Stephan K. Weiland of the University of Ulm in Germany and his colleagues analyzed data collected from more than 650,000 subjects as part of the International Study of Asthma and Allergies in Childhood, which includes 155 participating centers around the world. The team compared the incidence of asthma and eczema to climate data for two groups: children between the ages of six and seven and youngsters aged 12 to 13. According to the report, for countries in western Europe each 10 percent increase in indoor humidity was linked to an almost 3 percent rise in the reported rate of asthma. What is more, cities in which the average humidity dropped below 50 percent for at least one month a year had lower rates of asthma compared to more humid locales. Higher altitude destinations and those with more variable temperatures were associated with lower asthma rates, whereas children living in cities with higher temperatures were less likely to have eczema.
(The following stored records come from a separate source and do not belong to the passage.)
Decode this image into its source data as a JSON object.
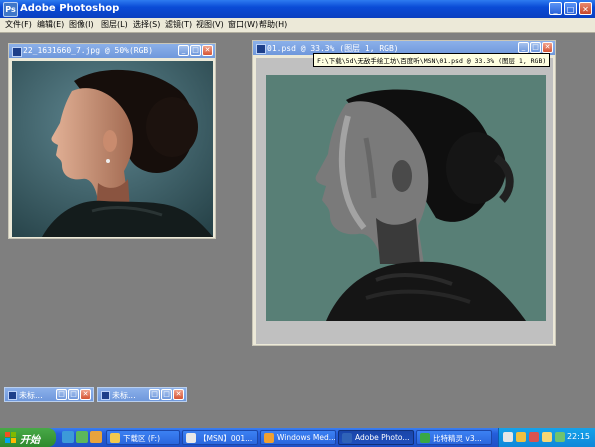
{
  "app": {
    "title": "Adobe Photoshop",
    "icon": "photoshop-app-icon"
  },
  "menu": {
    "items": [
      "文件(F)",
      "编辑(E)",
      "图像(I)",
      "图层(L)",
      "选择(S)",
      "滤镜(T)",
      "视图(V)",
      "窗口(W)",
      "帮助(H)"
    ]
  },
  "documents": [
    {
      "title": "22_1631660_7.jpg @ 50%(RGB)"
    },
    {
      "title": "01.psd @ 33.3% (图层 1, RGB)"
    }
  ],
  "tooltip": {
    "text": "F:\\下载\\5d\\无敌手绘工坊\\百度听\\MSN\\01.psd @ 33.3% (图层 1, RGB)"
  },
  "minimized": [
    {
      "title": "未标..."
    },
    {
      "title": "未标..."
    }
  ],
  "taskbar": {
    "start_label": "开始",
    "tasks": [
      {
        "label": "下载区 (F:)",
        "icon_color": "#f2c94c"
      },
      {
        "label": "【MSN】001...",
        "icon_color": "#e8e8e8"
      },
      {
        "label": "Windows Med...",
        "icon_color": "#f0a030"
      },
      {
        "label": "Adobe Photo...",
        "icon_color": "#2f63b8",
        "active": true
      },
      {
        "label": "比特精灵 v3...",
        "icon_color": "#39a845"
      }
    ],
    "clock": "22:15"
  },
  "colors": {
    "workspace": "#7f7f7f",
    "titlebar": "#0a4bd6",
    "doc_bg_green": "#5e8477",
    "doc_bg_teal": "#587f7d"
  }
}
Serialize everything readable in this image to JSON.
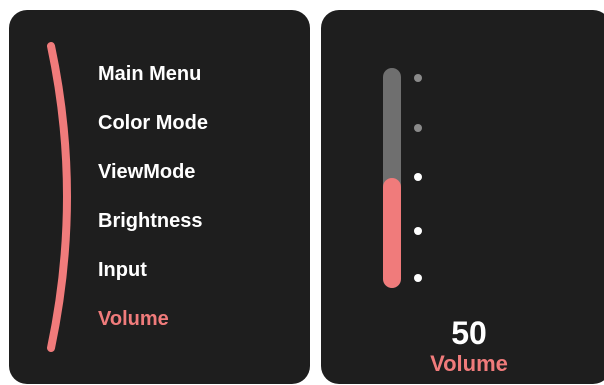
{
  "menu": {
    "items": [
      {
        "label": "Main Menu",
        "active": false
      },
      {
        "label": "Color Mode",
        "active": false
      },
      {
        "label": "ViewMode",
        "active": false
      },
      {
        "label": "Brightness",
        "active": false
      },
      {
        "label": "Input",
        "active": false
      },
      {
        "label": "Volume",
        "active": true
      }
    ]
  },
  "volume": {
    "value": "50",
    "label": "Volume",
    "level_fraction": 0.5
  },
  "colors": {
    "accent": "#f07b7b",
    "panel": "#1e1e1e",
    "track": "#6f6f6f",
    "text": "#ffffff"
  }
}
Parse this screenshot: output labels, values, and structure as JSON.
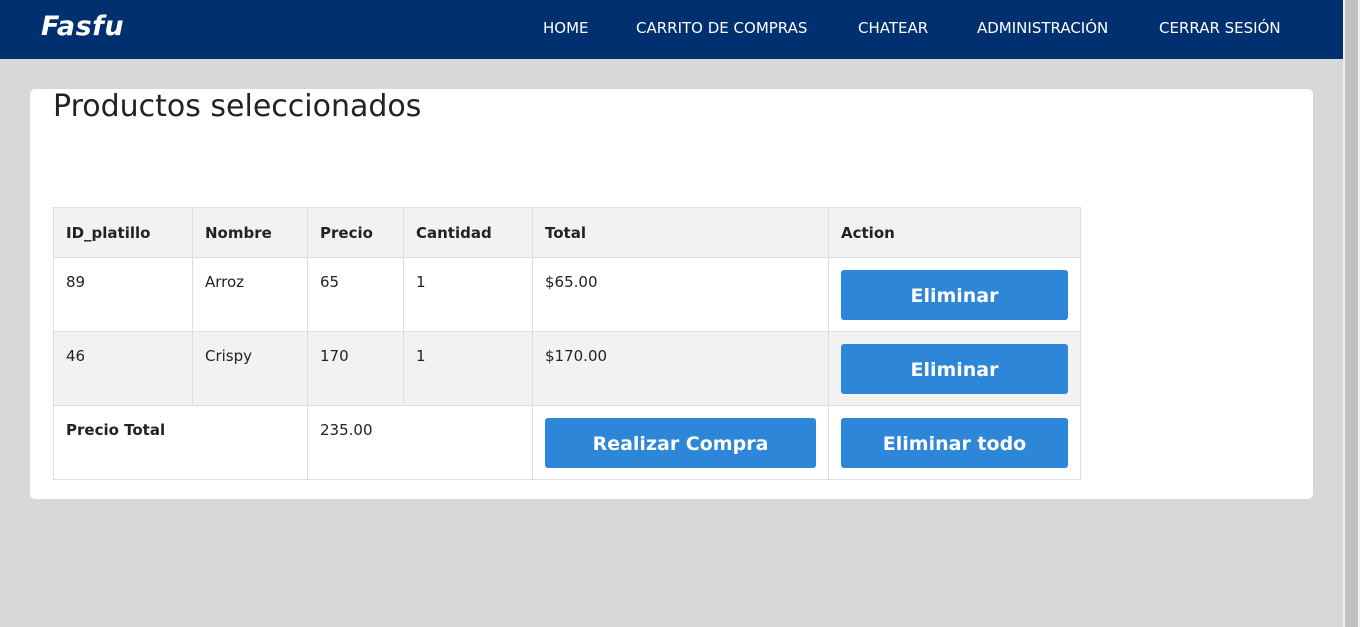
{
  "nav": {
    "brand": "Fasfu",
    "links": [
      "HOME",
      "CARRITO DE COMPRAS",
      "CHATEAR",
      "ADMINISTRACIÓN",
      "CERRAR SESIÓN"
    ]
  },
  "page": {
    "title": "Productos seleccionados"
  },
  "table": {
    "headers": [
      "ID_platillo",
      "Nombre",
      "Precio",
      "Cantidad",
      "Total",
      "Action"
    ],
    "rows": [
      {
        "id": "89",
        "name": "Arroz",
        "price": "65",
        "qty": "1",
        "total": "$65.00",
        "action": "Eliminar"
      },
      {
        "id": "46",
        "name": "Crispy",
        "price": "170",
        "qty": "1",
        "total": "$170.00",
        "action": "Eliminar"
      }
    ],
    "footer": {
      "label": "Precio Total",
      "value": "235.00",
      "buy_button": "Realizar Compra",
      "delete_all_button": "Eliminar todo"
    }
  },
  "colors": {
    "navbar": "#003070",
    "button": "#2e86d8",
    "background": "#d7d8d8"
  }
}
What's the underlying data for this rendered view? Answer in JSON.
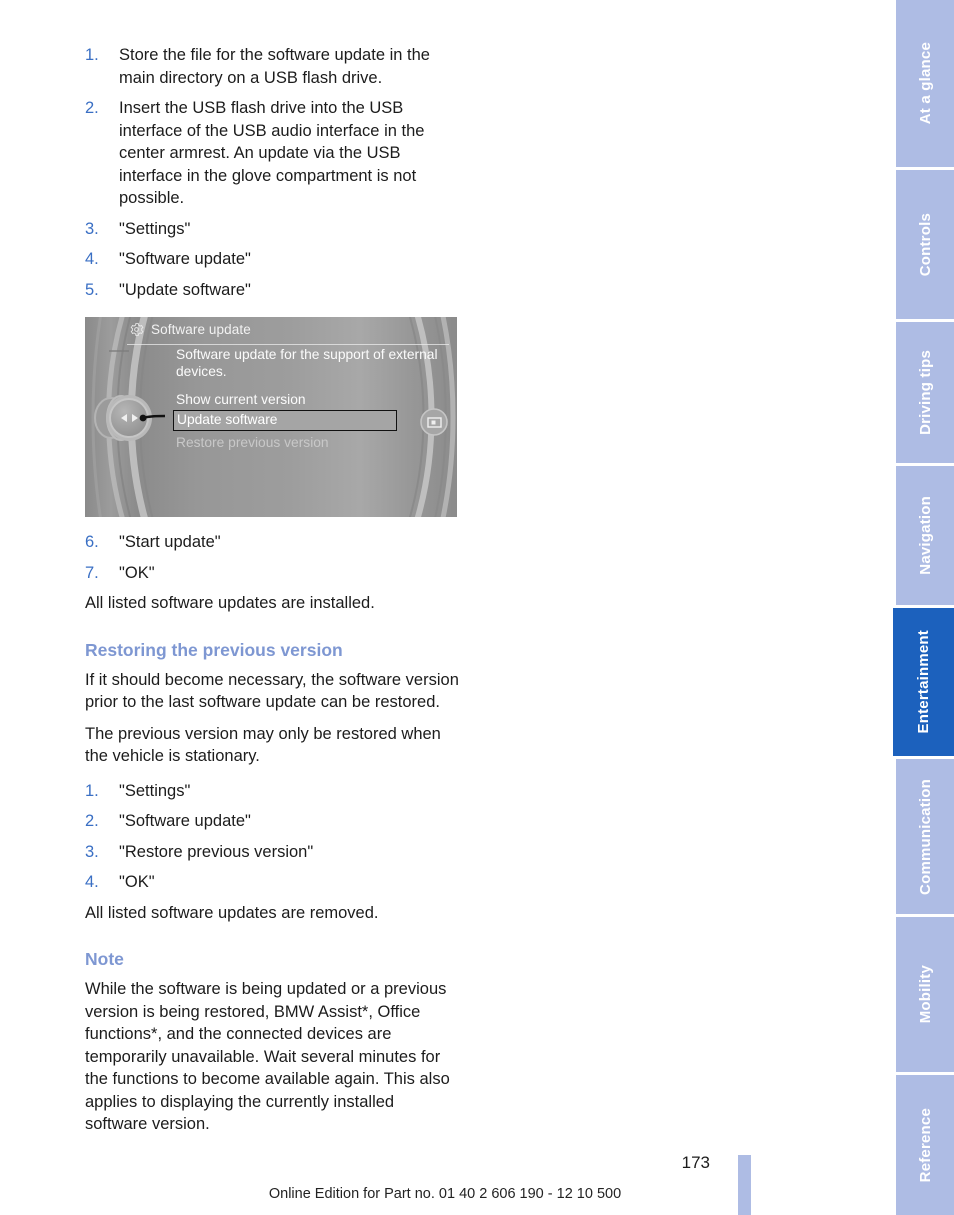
{
  "document": {
    "page_number": "173",
    "footer": "Online Edition for Part no. 01 40 2 606 190 - 12 10 500"
  },
  "steps_update": [
    {
      "num": "1.",
      "text": "Store the file for the software update in the main directory on a USB flash drive."
    },
    {
      "num": "2.",
      "text": "Insert the USB flash drive into the USB interface of the USB audio interface in the center armrest. An update via the USB interface in the glove compartment is not possible."
    },
    {
      "num": "3.",
      "text": "\"Settings\""
    },
    {
      "num": "4.",
      "text": "\"Software update\""
    },
    {
      "num": "5.",
      "text": "\"Update software\""
    }
  ],
  "figure": {
    "icon": "gear-icon",
    "title": "Software update",
    "description": "Software update for the support of external devices.",
    "items": [
      {
        "label": "Show current version",
        "state": "normal"
      },
      {
        "label": "Update software",
        "state": "selected"
      },
      {
        "label": "Restore previous version",
        "state": "dimmed"
      }
    ],
    "controller_icon": "idrive-controller-icon",
    "display_button_icon": "display-button-icon"
  },
  "steps_update_cont": [
    {
      "num": "6.",
      "text": "\"Start update\""
    },
    {
      "num": "7.",
      "text": "\"OK\""
    }
  ],
  "result_installed": "All listed software updates are installed.",
  "restore": {
    "heading": "Restoring the previous version",
    "para1": "If it should become necessary, the software version prior to the last software update can be restored.",
    "para2": "The previous version may only be restored when the vehicle is stationary.",
    "steps": [
      {
        "num": "1.",
        "text": "\"Settings\""
      },
      {
        "num": "2.",
        "text": "\"Software update\""
      },
      {
        "num": "3.",
        "text": "\"Restore previous version\""
      },
      {
        "num": "4.",
        "text": "\"OK\""
      }
    ],
    "result": "All listed software updates are removed."
  },
  "note": {
    "heading": "Note",
    "text": "While the software is being updated or a previous version is being restored, BMW Assist*, Office functions*, and the connected devices are temporarily unavailable. Wait several minutes for the functions to become available again. This also applies to displaying the currently installed software version."
  },
  "tabs": [
    {
      "label": "At a glance",
      "active": false
    },
    {
      "label": "Controls",
      "active": false
    },
    {
      "label": "Driving tips",
      "active": false
    },
    {
      "label": "Navigation",
      "active": false
    },
    {
      "label": "Entertainment",
      "active": true
    },
    {
      "label": "Communication",
      "active": false
    },
    {
      "label": "Mobility",
      "active": false
    },
    {
      "label": "Reference",
      "active": false
    }
  ],
  "colors": {
    "accent_blue": "#1c61bd",
    "tab_blue": "#aebce4",
    "heading_blue": "#7e97d2",
    "list_number_blue": "#3a6fc4"
  }
}
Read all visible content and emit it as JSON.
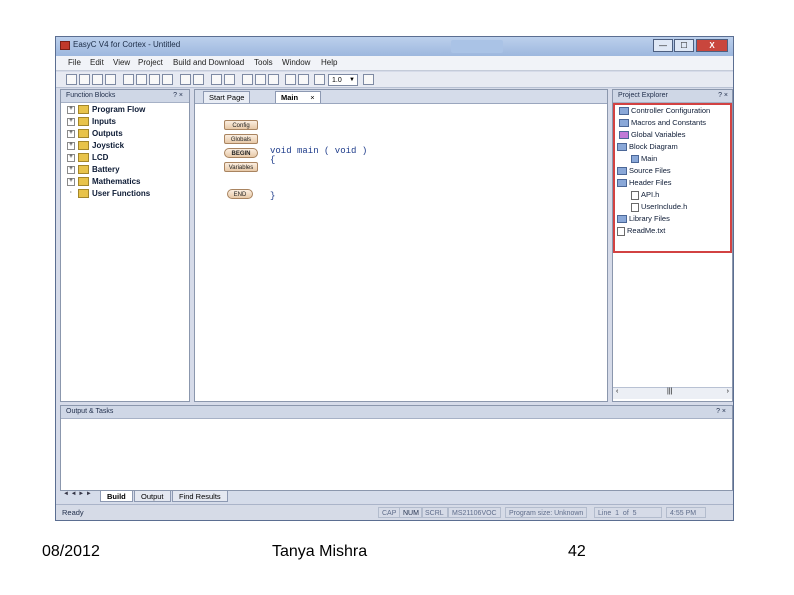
{
  "window": {
    "title": "EasyC V4 for Cortex - Untitled",
    "controls": {
      "minimize": "—",
      "maximize": "☐",
      "close": "X"
    }
  },
  "menu": [
    "File",
    "Edit",
    "View",
    "Project",
    "Build and Download",
    "Tools",
    "Window",
    "Help"
  ],
  "toolbar": {
    "zoom": "1.0"
  },
  "function_blocks": {
    "title": "Function Blocks",
    "pin": "? ×",
    "items": [
      "Program Flow",
      "Inputs",
      "Outputs",
      "Joystick",
      "LCD",
      "Battery",
      "Mathematics",
      "User Functions"
    ]
  },
  "editor": {
    "tabs": [
      "Start Page",
      "Main"
    ],
    "tab_close": "×",
    "blocks": [
      "Config",
      "Globals",
      "BEGIN",
      "Variables",
      "END"
    ],
    "code": [
      "void main ( void )",
      "{",
      "}"
    ]
  },
  "project_explorer": {
    "title": "Project Explorer",
    "pin": "? ×",
    "items": [
      "Controller Configuration",
      "Macros and Constants",
      "Global Variables",
      "Block Diagram",
      "Main",
      "Source Files",
      "Header Files",
      "API.h",
      "UserInclude.h",
      "Library Files",
      "ReadMe.txt"
    ]
  },
  "output": {
    "title": "Output & Tasks",
    "pin": "? ×"
  },
  "bottom_tabs": [
    "Build",
    "Output",
    "Find Results"
  ],
  "status": {
    "ready": "Ready",
    "cap": "CAP",
    "num": "NUM",
    "scrl": "SCRL",
    "mcu": "MS21106VOC",
    "program_size": "Program size: Unknown",
    "line": "Line",
    "line_num": "1",
    "of": "of",
    "line_total": "5",
    "time": "4:55 PM"
  },
  "footer": {
    "date": "08/2012",
    "author": "Tanya Mishra",
    "page": "42"
  }
}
Just how humidity affects asthma rates remains unclear, the authors caution, although increased exposure to dust mites and higher amounts of mold could be factors. The team notes that its study is the first to take a global view to examine the relationship between asthma and eczema and climate. The results, the authors conclude, may also have implications for the assessment of potential health effects due to climate change.